Excerpts from a dataset
++++++++

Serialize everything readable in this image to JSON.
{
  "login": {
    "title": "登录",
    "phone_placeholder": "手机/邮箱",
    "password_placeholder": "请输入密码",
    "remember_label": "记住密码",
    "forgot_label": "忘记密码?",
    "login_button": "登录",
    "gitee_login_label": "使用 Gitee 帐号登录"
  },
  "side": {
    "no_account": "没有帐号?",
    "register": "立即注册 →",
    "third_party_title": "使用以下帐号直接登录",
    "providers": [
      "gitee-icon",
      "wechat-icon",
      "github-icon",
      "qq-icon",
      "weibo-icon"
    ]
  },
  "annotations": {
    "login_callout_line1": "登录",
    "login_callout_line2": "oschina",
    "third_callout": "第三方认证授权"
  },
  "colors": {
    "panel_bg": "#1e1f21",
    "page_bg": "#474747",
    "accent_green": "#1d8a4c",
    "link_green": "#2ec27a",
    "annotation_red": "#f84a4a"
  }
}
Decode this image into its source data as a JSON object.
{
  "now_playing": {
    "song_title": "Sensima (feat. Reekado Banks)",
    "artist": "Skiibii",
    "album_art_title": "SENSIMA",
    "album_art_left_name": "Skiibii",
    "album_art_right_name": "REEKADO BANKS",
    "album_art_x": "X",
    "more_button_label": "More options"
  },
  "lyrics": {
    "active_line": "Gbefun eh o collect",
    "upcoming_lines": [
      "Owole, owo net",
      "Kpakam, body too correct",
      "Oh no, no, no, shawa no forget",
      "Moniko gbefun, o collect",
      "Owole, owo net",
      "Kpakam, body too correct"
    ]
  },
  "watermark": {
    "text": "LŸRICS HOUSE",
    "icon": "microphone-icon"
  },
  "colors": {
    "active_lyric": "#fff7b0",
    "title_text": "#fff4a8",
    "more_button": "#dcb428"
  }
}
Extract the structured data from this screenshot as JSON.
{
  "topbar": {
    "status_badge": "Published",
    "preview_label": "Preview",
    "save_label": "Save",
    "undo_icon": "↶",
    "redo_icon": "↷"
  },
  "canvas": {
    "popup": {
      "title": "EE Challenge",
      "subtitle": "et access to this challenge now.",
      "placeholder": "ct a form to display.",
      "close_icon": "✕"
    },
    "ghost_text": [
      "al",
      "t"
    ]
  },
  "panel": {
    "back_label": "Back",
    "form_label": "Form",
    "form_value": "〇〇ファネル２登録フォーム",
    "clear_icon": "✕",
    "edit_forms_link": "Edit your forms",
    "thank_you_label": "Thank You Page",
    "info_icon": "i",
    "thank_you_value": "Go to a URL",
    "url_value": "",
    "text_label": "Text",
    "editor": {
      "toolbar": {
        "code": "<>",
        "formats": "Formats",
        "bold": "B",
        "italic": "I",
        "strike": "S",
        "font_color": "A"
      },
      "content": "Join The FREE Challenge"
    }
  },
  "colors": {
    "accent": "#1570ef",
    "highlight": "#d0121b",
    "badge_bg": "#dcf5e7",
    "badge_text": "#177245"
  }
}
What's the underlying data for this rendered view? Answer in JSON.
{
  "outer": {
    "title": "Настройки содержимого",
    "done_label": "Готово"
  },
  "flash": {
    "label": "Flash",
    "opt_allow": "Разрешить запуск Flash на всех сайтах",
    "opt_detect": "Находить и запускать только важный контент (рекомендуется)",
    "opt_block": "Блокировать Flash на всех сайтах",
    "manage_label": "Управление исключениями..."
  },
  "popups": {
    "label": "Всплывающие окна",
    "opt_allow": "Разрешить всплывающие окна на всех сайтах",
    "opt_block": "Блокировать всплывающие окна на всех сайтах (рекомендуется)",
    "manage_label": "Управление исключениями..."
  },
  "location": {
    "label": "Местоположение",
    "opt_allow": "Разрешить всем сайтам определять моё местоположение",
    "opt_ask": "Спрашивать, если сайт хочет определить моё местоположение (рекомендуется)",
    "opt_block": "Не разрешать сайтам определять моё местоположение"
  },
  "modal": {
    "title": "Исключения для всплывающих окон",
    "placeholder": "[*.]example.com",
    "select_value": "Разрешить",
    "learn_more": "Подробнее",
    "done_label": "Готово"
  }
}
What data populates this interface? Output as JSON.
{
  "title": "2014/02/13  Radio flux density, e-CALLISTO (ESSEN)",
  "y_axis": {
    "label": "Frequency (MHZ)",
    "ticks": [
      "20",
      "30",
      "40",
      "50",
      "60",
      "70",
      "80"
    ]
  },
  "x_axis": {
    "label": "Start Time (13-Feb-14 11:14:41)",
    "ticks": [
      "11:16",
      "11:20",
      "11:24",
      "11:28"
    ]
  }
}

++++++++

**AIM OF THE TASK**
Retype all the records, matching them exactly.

**SOLUTION**
Serialize everything readable in this image to JSON.
{
  "login": {
    "title": "登录",
    "phone_placeholder": "手机/邮箱",
    "password_placeholder": "请输入密码",
    "remember_label": "记住密码",
    "forgot_label": "忘记密码?",
    "login_button": "登录",
    "gitee_login_label": "使用 Gitee 帐号登录"
  },
  "side": {
    "no_account": "没有帐号?",
    "register": "立即注册 →",
    "third_party_title": "使用以下帐号直接登录",
    "providers": [
      "gitee-icon",
      "wechat-icon",
      "github-icon",
      "qq-icon",
      "weibo-icon"
    ]
  },
  "annotations": {
    "login_callout_line1": "登录",
    "login_callout_line2": "oschina",
    "third_callout": "第三方认证授权"
  },
  "colors": {
    "panel_bg": "#1e1f21",
    "page_bg": "#474747",
    "accent_green": "#1d8a4c",
    "link_green": "#2ec27a",
    "annotation_red": "#f84a4a"
  }
}
Decode this image into its source data as a JSON object.
{
  "now_playing": {
    "song_title": "Sensima (feat. Reekado Banks)",
    "artist": "Skiibii",
    "album_art_title": "SENSIMA",
    "album_art_left_name": "Skiibii",
    "album_art_right_name": "REEKADO BANKS",
    "album_art_x": "X",
    "more_button_label": "More options"
  },
  "lyrics": {
    "active_line": "Gbefun eh o collect",
    "upcoming_lines": [
      "Owole, owo net",
      "Kpakam, body too correct",
      "Oh no, no, no, shawa no forget",
      "Moniko gbefun, o collect",
      "Owole, owo net",
      "Kpakam, body too correct"
    ]
  },
  "watermark": {
    "text": "LŸRICS HOUSE",
    "icon": "microphone-icon"
  },
  "colors": {
    "active_lyric": "#fff7b0",
    "title_text": "#fff4a8",
    "more_button": "#dcb428"
  }
}
Extract the structured data from this screenshot as JSON.
{
  "topbar": {
    "status_badge": "Published",
    "preview_label": "Preview",
    "save_label": "Save",
    "undo_icon": "↶",
    "redo_icon": "↷"
  },
  "canvas": {
    "popup": {
      "title": "EE Challenge",
      "subtitle": "et access to this challenge now.",
      "placeholder": "ct a form to display.",
      "close_icon": "✕"
    },
    "ghost_text": [
      "al",
      "t"
    ]
  },
  "panel": {
    "back_label": "Back",
    "form_label": "Form",
    "form_value": "〇〇ファネル２登録フォーム",
    "clear_icon": "✕",
    "edit_forms_link": "Edit your forms",
    "thank_you_label": "Thank You Page",
    "info_icon": "i",
    "thank_you_value": "Go to a URL",
    "url_value": "",
    "text_label": "Text",
    "editor": {
      "toolbar": {
        "code": "<>",
        "formats": "Formats",
        "bold": "B",
        "italic": "I",
        "strike": "S",
        "font_color": "A"
      },
      "content": "Join The FREE Challenge"
    }
  },
  "colors": {
    "accent": "#1570ef",
    "highlight": "#d0121b",
    "badge_bg": "#dcf5e7",
    "badge_text": "#177245"
  }
}
What's the underlying data for this rendered view? Answer in JSON.
{
  "outer": {
    "title": "Настройки содержимого",
    "done_label": "Готово"
  },
  "flash": {
    "label": "Flash",
    "opt_allow": "Разрешить запуск Flash на всех сайтах",
    "opt_detect": "Находить и запускать только важный контент (рекомендуется)",
    "opt_block": "Блокировать Flash на всех сайтах",
    "manage_label": "Управление исключениями..."
  },
  "popups": {
    "label": "Всплывающие окна",
    "opt_allow": "Разрешить всплывающие окна на всех сайтах",
    "opt_block": "Блокировать всплывающие окна на всех сайтах (рекомендуется)",
    "manage_label": "Управление исключениями..."
  },
  "location": {
    "label": "Местоположение",
    "opt_allow": "Разрешить всем сайтам определять моё местоположение",
    "opt_ask": "Спрашивать, если сайт хочет определить моё местоположение (рекомендуется)",
    "opt_block": "Не разрешать сайтам определять моё местоположение"
  },
  "modal": {
    "title": "Исключения для всплывающих окон",
    "placeholder": "[*.]example.com",
    "select_value": "Разрешить",
    "learn_more": "Подробнее",
    "done_label": "Готово"
  }
}
What data populates this interface? Output as JSON.
{
  "title": "2014/02/13  Radio flux density, e-CALLISTO (ESSEN)",
  "y_axis": {
    "label": "Frequency (MHZ)",
    "ticks": [
      "20",
      "30",
      "40",
      "50",
      "60",
      "70",
      "80"
    ]
  },
  "x_axis": {
    "label": "Start Time (13-Feb-14 11:14:41)",
    "ticks": [
      "11:16",
      "11:20",
      "11:24",
      "11:28"
    ]
  }
}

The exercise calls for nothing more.